Efforts to shrink the broadband-adoption gap between African-American and white U.S. households should link high-speed Internet access to jobs, a National Urban League study funded by Time Warner Cable recommended.
The report suggested several measures to drive broadband adoption through jobs, including: creating workforce training in broadband sectors that incorporate jobs placement; creating broadband-enabled human capital in economically hard-hit communities; and partnering with broadband businesses to connect job training with job placement.
The NUL study found that the widest gap between African-Americans and white Americans in using broadband for job information is among those with less education: 77% of blacks without a high school diploma and 79% with only a high school diploma went online to search for jobs in 2009 and 2010, according to research by the Joint Center for Political and Economic Studies. That's compared with 17% and 35%, respectively, for white Americans with similar education levels.
As such, the NUL report also recommended targeting broadband-adoption programs specifically at high-school dropouts, as well as households with less than $20,000 in annual income.
In addition, the report said solutions tying broadband to jobs should "address the features of communities, geographies and sectors"; promote business-to-business broadband activity; and eradicate structural inequalities that "flow through to new sectors."
Overall, the broadband gap between blacks and whites is narrowing -- but it's still significant.

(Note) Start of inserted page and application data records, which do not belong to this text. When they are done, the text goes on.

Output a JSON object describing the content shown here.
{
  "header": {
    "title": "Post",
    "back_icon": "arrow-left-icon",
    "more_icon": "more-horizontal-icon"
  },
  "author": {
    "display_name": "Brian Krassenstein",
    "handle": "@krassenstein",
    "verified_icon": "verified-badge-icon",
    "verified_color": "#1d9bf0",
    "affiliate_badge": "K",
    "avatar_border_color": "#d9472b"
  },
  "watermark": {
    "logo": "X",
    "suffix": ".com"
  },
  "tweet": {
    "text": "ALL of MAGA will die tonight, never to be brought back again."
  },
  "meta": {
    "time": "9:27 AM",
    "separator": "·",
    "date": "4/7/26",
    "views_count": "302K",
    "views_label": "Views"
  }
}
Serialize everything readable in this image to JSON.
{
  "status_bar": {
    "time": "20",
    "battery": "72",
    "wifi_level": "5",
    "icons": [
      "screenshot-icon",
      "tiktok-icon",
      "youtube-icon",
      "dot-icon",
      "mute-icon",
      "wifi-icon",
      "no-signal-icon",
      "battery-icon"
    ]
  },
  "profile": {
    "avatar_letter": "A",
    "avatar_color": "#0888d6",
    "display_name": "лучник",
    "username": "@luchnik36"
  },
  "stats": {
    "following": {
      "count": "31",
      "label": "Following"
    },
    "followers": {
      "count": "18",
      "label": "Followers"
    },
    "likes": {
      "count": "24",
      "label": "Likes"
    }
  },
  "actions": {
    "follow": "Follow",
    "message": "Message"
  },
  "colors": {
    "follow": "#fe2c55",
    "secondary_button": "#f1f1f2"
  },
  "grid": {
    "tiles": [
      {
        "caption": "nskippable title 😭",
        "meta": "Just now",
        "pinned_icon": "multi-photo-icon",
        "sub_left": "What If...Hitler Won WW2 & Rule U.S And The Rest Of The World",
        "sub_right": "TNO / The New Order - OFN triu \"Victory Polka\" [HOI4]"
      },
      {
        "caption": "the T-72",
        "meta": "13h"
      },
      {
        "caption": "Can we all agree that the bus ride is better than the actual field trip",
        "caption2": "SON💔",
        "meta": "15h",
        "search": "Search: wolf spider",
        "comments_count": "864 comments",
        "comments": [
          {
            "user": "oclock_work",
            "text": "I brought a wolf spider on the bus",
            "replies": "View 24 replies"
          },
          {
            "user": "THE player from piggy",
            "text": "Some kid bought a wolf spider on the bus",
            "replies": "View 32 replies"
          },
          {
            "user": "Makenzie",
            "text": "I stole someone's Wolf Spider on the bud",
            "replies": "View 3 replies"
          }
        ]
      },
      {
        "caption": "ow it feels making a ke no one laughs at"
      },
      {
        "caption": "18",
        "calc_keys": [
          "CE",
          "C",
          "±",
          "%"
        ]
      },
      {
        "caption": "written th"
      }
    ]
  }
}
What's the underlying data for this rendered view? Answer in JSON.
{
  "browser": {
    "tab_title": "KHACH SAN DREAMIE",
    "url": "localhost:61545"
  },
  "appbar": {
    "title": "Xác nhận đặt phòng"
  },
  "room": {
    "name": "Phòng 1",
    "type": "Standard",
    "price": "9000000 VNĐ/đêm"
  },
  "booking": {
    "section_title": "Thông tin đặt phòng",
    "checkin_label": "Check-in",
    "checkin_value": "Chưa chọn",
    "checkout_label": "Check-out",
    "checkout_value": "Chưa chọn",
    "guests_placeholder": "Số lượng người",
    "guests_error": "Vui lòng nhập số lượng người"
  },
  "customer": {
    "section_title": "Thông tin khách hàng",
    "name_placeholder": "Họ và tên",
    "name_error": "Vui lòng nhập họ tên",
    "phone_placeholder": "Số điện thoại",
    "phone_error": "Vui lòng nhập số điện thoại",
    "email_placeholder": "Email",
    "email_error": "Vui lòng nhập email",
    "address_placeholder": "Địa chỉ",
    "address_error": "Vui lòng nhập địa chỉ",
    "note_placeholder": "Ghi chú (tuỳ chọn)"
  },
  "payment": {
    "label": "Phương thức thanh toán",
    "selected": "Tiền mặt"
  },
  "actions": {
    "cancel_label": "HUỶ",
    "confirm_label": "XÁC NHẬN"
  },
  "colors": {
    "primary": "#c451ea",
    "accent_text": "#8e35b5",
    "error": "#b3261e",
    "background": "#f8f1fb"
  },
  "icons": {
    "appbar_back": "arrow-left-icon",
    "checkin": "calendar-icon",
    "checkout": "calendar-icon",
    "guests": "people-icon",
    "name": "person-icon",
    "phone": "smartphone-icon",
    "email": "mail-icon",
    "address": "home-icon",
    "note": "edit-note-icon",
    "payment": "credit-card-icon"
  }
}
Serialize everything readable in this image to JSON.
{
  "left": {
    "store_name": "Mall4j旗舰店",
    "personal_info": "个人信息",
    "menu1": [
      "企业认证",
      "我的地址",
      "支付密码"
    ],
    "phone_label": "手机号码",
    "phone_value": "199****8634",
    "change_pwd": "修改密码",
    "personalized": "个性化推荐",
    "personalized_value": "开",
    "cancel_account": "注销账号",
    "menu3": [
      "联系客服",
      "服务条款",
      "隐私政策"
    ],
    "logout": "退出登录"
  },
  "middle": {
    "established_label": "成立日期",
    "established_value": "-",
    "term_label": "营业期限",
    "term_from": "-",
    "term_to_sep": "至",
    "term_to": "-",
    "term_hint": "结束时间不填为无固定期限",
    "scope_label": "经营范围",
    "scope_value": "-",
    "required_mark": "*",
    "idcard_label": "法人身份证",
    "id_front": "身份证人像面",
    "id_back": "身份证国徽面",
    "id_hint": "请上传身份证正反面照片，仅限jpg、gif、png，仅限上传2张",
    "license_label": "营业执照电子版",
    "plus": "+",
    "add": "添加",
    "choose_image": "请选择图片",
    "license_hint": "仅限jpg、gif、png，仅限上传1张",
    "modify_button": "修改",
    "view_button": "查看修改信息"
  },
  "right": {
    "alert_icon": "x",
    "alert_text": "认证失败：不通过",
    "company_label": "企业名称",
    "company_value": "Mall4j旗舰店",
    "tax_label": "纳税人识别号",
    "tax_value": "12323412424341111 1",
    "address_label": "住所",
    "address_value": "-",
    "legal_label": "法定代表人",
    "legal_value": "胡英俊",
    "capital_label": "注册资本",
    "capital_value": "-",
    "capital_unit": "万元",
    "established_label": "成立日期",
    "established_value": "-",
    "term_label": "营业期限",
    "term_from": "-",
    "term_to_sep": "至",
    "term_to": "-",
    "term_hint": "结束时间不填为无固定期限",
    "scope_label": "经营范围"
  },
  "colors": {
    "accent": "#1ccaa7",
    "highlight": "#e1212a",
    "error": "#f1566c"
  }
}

In 2010, the home broadband adoption gap between African-Americans and whites was 11 percentage points, versus 19 points in 2009, the NUL study said, citing data from the Pew Internet & American Life Project.
National Cable & Telecommunications Association president and CEO Michael Powell commended the report.
"We applaud the National Urban League for publishing these important findings which can help guide the entire broadband ecosystem in our effort to connect more Americans to the powerful economic, social and educational benefits that broadband offers," Powell said in a statement. "As Time Warner Cable has demonstrated by underwriting the Urban League research, the cable industry is working closely with the FCC and many community partners to shrink the broadband adoption gap. We'll continue to explore new ways to effectively convince all Americans that broadband is the key to unleashing opportunity."
The report, "Connecting the Dots: Linking Broadband Adoption to Job Creation and Job Competitiveness," was authored by Madura Wijewardena, Chanelle Hardy and Dr. Valerie Wilson.